Mumps has generally been regarded as an uncommon and mild self-limiting illness of early childhood. However, a new study¹ has shown that there has been a resurgence of the highly infectious disease, and that it is now presenting in adolescents and young adults.
In 2007, 76 per cent of the mumps cases in Australia presented in people aged 20 or older. During the period 1999-2007, the notification rates of mumps among people born between 1978–1982 was more than threefold higher, and they had significantly higher mean hospitalisation rates than others born pre-1978 and post-1982. This is important as mumps tends to be more severe in this older age group compared to childhood infections, and/or with more complications such as inflammation of the testes, epididymis or ovaries.
A viral infection that can be caught by anyone at any age, mumps is much more dangerous for adult men rather than for children. Besides causing swelling of the salivary glands, fever and headaches, it can also cause inflammation and pain in the testes. While permanent loss of fertility is a rare complication, 50 per cent of males will develop testicular atrophy and sperm production can be reduced in one in eight men. Mild cases will still stop sperm production, but only for a short time of six to 12 months².
The disease is transmitted rapidly through droplets and enters the body through the respiratory tract. People are infectious from about a week before the onset of the swelling for about nine days or until symptoms have resolved, whichever comes first.
In Australia, the measles-mumps-rubella (MMR) vaccine is currently recommended for children at the ages one and four years. The MMR vaccine is provided free of charge for all age groups in many Australian jurisdictions. The vaccine’s effectiveness after one dose is about 88 per cent and approaches 95 per cent after two doses.

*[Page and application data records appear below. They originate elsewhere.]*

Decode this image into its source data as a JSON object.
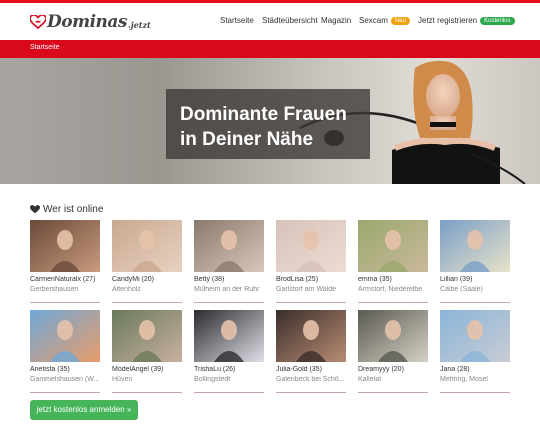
{
  "logo": {
    "main": "Dominas",
    "tld": ".jetzt"
  },
  "nav": {
    "startseite": "Startseite",
    "staedte": "Städteübersicht",
    "magazin": "Magazin",
    "sexcam": "Sexcam",
    "sexcam_badge": "Neu",
    "register": "Jetzt registrieren",
    "register_badge": "Kostenlos"
  },
  "breadcrumb": "Startseite",
  "hero": {
    "title": "Dominante Frauen in Deiner Nähe"
  },
  "section": {
    "title": "Wer ist online"
  },
  "profiles": [
    {
      "name": "CarmenNaturalx (27)",
      "city": "Gerbershausen"
    },
    {
      "name": "CandyMi (20)",
      "city": "Altenholz"
    },
    {
      "name": "Betty (38)",
      "city": "Mülheim an der Ruhr"
    },
    {
      "name": "BrodLisa (25)",
      "city": "Garlstorf am Walde"
    },
    {
      "name": "emma (35)",
      "city": "Armstorf, Niederelbe"
    },
    {
      "name": "Lillian (39)",
      "city": "Calbe (Saale)"
    },
    {
      "name": "Anetista (35)",
      "city": "Gammelshausen (W..."
    },
    {
      "name": "ModelAngel (39)",
      "city": "Hüven"
    },
    {
      "name": "TrishaLu (26)",
      "city": "Bollingstedt"
    },
    {
      "name": "Julia-Gold (35)",
      "city": "Galenbeck bei Schö..."
    },
    {
      "name": "Dreamyyy (20)",
      "city": "Kalletal"
    },
    {
      "name": "Jana (28)",
      "city": "Mehring, Mosel"
    }
  ],
  "cta": {
    "label": "jetzt kostenlos anmelden »"
  },
  "colors": {
    "brand_red": "#d9081a",
    "green": "#46b55a",
    "badge_orange": "#f0a10e"
  },
  "icons": {
    "logo": "heart-lips-logo-icon",
    "section": "heart-icon"
  }
}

With the current outbreak identified, the priority is to target young adults born between the years 1978–1982, now aged 25–30 years, as this group is shown to have an increased susceptibility and occurrence of mumps. This group and any general public who are unsure if they are immunised, should visit their GP’s to check their level of immunisation or to have a second dose of MMR vaccine.

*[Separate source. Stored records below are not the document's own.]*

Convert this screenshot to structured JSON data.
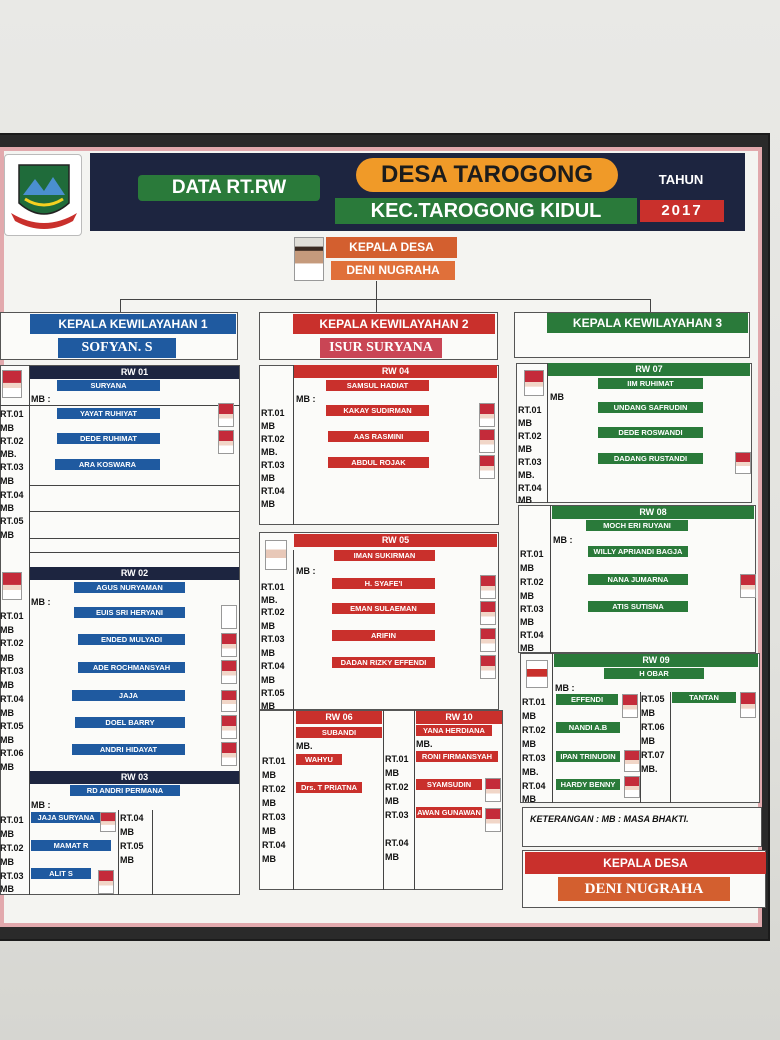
{
  "header": {
    "title_left": "DATA RT.RW",
    "title_main": "DESA TAROGONG",
    "title_sub": "KEC.TAROGONG KIDUL",
    "year_label": "TAHUN",
    "year": "2017"
  },
  "kepala_desa": {
    "title": "KEPALA DESA",
    "name": "DENI NUGRAHA"
  },
  "wilayah": [
    {
      "title": "KEPALA KEWILAYAHAN 1",
      "name": "SOFYAN. S"
    },
    {
      "title": "KEPALA KEWILAYAHAN 2",
      "name": "ISUR SURYANA"
    },
    {
      "title": "KEPALA KEWILAYAHAN 3",
      "name": ""
    }
  ],
  "rw": {
    "rw01": {
      "title": "RW 01",
      "head": "SURYANA",
      "rts": [
        "YAYAT RUHIYAT",
        "DEDE RUHIMAT",
        "ARA KOSWARA"
      ]
    },
    "rw02": {
      "title": "RW 02",
      "head": "AGUS NURYAMAN",
      "rts": [
        "EUIS SRI HERYANI",
        "ENDED MULYADI",
        "ADE ROCHMANSYAH",
        "JAJA",
        "DOEL BARRY",
        "ANDRI HIDAYAT"
      ]
    },
    "rw03": {
      "title": "RW 03",
      "head": "RD ANDRI PERMANA",
      "rts": [
        "JAJA SURYANA",
        "MAMAT R",
        "ALIT S"
      ]
    },
    "rw04": {
      "title": "RW 04",
      "head": "SAMSUL HADIAT",
      "rts": [
        "KAKAY SUDIRMAN",
        "AAS RASMINI",
        "ABDUL ROJAK"
      ]
    },
    "rw05": {
      "title": "RW 05",
      "head": "IMAN SUKIRMAN",
      "rts": [
        "H. SYAFE'I",
        "EMAN SULAEMAN",
        "ARIFIN",
        "DADAN RIZKY EFFENDI"
      ]
    },
    "rw06": {
      "title": "RW 06",
      "head": "SUBANDI",
      "rts": [
        "WAHYU",
        "Drs. T PRIATNA"
      ]
    },
    "rw10": {
      "title": "RW 10",
      "head": "YANA HERDIANA",
      "rts": [
        "RONI FIRMANSYAH",
        "SYAMSUDIN",
        "AWAN GUNAWAN"
      ]
    },
    "rw07": {
      "title": "RW 07",
      "head": "IIM RUHIMAT",
      "rts": [
        "UNDANG SAFRUDIN",
        "DEDE ROSWANDI",
        "DADANG RUSTANDI"
      ]
    },
    "rw08": {
      "title": "RW 08",
      "head": "MOCH ERI RUYANI",
      "rts": [
        "WILLY APRIANDI BAGJA",
        "NANA JUMARNA",
        "ATIS SUTISNA"
      ]
    },
    "rw09": {
      "title": "RW 09",
      "head": "H OBAR",
      "rts": [
        "EFFENDI",
        "TANTAN",
        "NANDI A.B",
        "IPAN TRINUDIN",
        "HARDY BENNY"
      ]
    }
  },
  "labels": {
    "rt01": "RT.01",
    "rt02": "RT.02",
    "rt03": "RT.03",
    "rt04": "RT.04",
    "rt05": "RT.05",
    "rt06": "RT.06",
    "rt07": "RT.07",
    "mb": "MB",
    "mb_colon": "MB :",
    "mb_dot": "MB."
  },
  "keterangan": "KETERANGAN : MB : MASA BHAKTI.",
  "footer_kepala": {
    "title": "KEPALA DESA",
    "name": "DENI NUGRAHA"
  },
  "colors": {
    "navy": "#1d2540",
    "blue": "#1f5aa0",
    "red": "#c9302c",
    "green": "#2a7a3a",
    "orange": "#e8832a",
    "frame_pink": "#e2a9ad"
  }
}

The recommendations made in these recent publications, being:
- Young adults, particularly those born during the late 1970s and early 1980s should visit their doctor’s to check if their MMR vaccination is valid, and if not, to be vaccinated
- As nominated by the study, GPs need to be more aware of the disease and to be familiar with the available tools for diagnosis
- As the specified age group at risk are a well travelled group, it is an important opportunity for GPs to give a second dose of MMR at the time before the young adult travels overseas
- To prevent spreading the disease, people with mumps should stay at home for nine days after the onset of swelling
In addition Andrology Australia and the Fertility Society of Australia strongly recommend that:
- Young boys should be vaccinated against the mumps virus to protect their fertility and health for the longer-term
The general public and GPs can be regularly updated with independent and accurate information through the Andrology Australia website at www.andrologyaustralia.org.
1. Aratchige PE, McIntyre PB, Quinn HE, Gilbert GL. Recent increases in mumps incidence in the 1998 Australian Measles Control Campaign. MJA 2008; 189: 434–437.
2. Senanayake SN. Mumps: a resurgent disease with protean manifestations. MJA 2008; 189: 456–459.